START INPUT DATA

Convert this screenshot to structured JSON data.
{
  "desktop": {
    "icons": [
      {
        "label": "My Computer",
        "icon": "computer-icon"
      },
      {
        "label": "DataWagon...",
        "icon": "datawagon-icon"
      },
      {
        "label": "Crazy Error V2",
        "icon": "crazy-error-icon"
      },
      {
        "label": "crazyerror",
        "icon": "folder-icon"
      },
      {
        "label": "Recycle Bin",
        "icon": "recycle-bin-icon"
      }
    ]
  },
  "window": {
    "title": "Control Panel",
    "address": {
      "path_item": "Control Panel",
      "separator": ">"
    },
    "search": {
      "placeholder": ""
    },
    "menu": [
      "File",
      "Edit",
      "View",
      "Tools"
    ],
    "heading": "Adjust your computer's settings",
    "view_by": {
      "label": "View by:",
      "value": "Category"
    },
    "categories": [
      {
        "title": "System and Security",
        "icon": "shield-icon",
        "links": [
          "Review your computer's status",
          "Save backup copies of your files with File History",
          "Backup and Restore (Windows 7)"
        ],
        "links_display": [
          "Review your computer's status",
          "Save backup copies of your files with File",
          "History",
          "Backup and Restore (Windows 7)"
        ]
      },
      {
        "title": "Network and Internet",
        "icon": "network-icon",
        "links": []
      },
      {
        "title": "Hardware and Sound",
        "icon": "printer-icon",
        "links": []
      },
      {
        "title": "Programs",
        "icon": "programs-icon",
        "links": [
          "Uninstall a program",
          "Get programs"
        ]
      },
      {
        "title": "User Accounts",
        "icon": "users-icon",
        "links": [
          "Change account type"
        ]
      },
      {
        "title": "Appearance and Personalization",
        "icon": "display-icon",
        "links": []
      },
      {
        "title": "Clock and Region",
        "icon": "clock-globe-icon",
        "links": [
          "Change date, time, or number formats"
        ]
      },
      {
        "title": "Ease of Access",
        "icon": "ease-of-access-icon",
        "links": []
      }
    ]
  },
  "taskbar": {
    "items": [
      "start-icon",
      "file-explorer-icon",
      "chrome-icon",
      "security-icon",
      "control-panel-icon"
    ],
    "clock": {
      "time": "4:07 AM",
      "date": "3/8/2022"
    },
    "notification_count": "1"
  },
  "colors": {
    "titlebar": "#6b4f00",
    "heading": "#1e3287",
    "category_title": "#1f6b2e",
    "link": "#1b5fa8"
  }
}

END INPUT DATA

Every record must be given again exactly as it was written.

Convert this screenshot to structured JSON data.
{
  "desktop": {
    "icons": [
      {
        "label": "My Computer",
        "icon": "computer-icon"
      },
      {
        "label": "DataWagon...",
        "icon": "datawagon-icon"
      },
      {
        "label": "Crazy Error V2",
        "icon": "crazy-error-icon"
      },
      {
        "label": "crazyerror",
        "icon": "folder-icon"
      },
      {
        "label": "Recycle Bin",
        "icon": "recycle-bin-icon"
      }
    ]
  },
  "window": {
    "title": "Control Panel",
    "address": {
      "path_item": "Control Panel",
      "separator": ">"
    },
    "search": {
      "placeholder": ""
    },
    "menu": [
      "File",
      "Edit",
      "View",
      "Tools"
    ],
    "heading": "Adjust your computer's settings",
    "view_by": {
      "label": "View by:",
      "value": "Category"
    },
    "categories": [
      {
        "title": "System and Security",
        "icon": "shield-icon",
        "links": [
          "Review your computer's status",
          "Save backup copies of your files with File History",
          "Backup and Restore (Windows 7)"
        ],
        "links_display": [
          "Review your computer's status",
          "Save backup copies of your files with File",
          "History",
          "Backup and Restore (Windows 7)"
        ]
      },
      {
        "title": "Network and Internet",
        "icon": "network-icon",
        "links": []
      },
      {
        "title": "Hardware and Sound",
        "icon": "printer-icon",
        "links": []
      },
      {
        "title": "Programs",
        "icon": "programs-icon",
        "links": [
          "Uninstall a program",
          "Get programs"
        ]
      },
      {
        "title": "User Accounts",
        "icon": "users-icon",
        "links": [
          "Change account type"
        ]
      },
      {
        "title": "Appearance and Personalization",
        "icon": "display-icon",
        "links": []
      },
      {
        "title": "Clock and Region",
        "icon": "clock-globe-icon",
        "links": [
          "Change date, time, or number formats"
        ]
      },
      {
        "title": "Ease of Access",
        "icon": "ease-of-access-icon",
        "links": []
      }
    ]
  },
  "taskbar": {
    "items": [
      "start-icon",
      "file-explorer-icon",
      "chrome-icon",
      "security-icon",
      "control-panel-icon"
    ],
    "clock": {
      "time": "4:07 AM",
      "date": "3/8/2022"
    },
    "notification_count": "1"
  },
  "colors": {
    "titlebar": "#6b4f00",
    "heading": "#1e3287",
    "category_title": "#1f6b2e",
    "link": "#1b5fa8"
  }
}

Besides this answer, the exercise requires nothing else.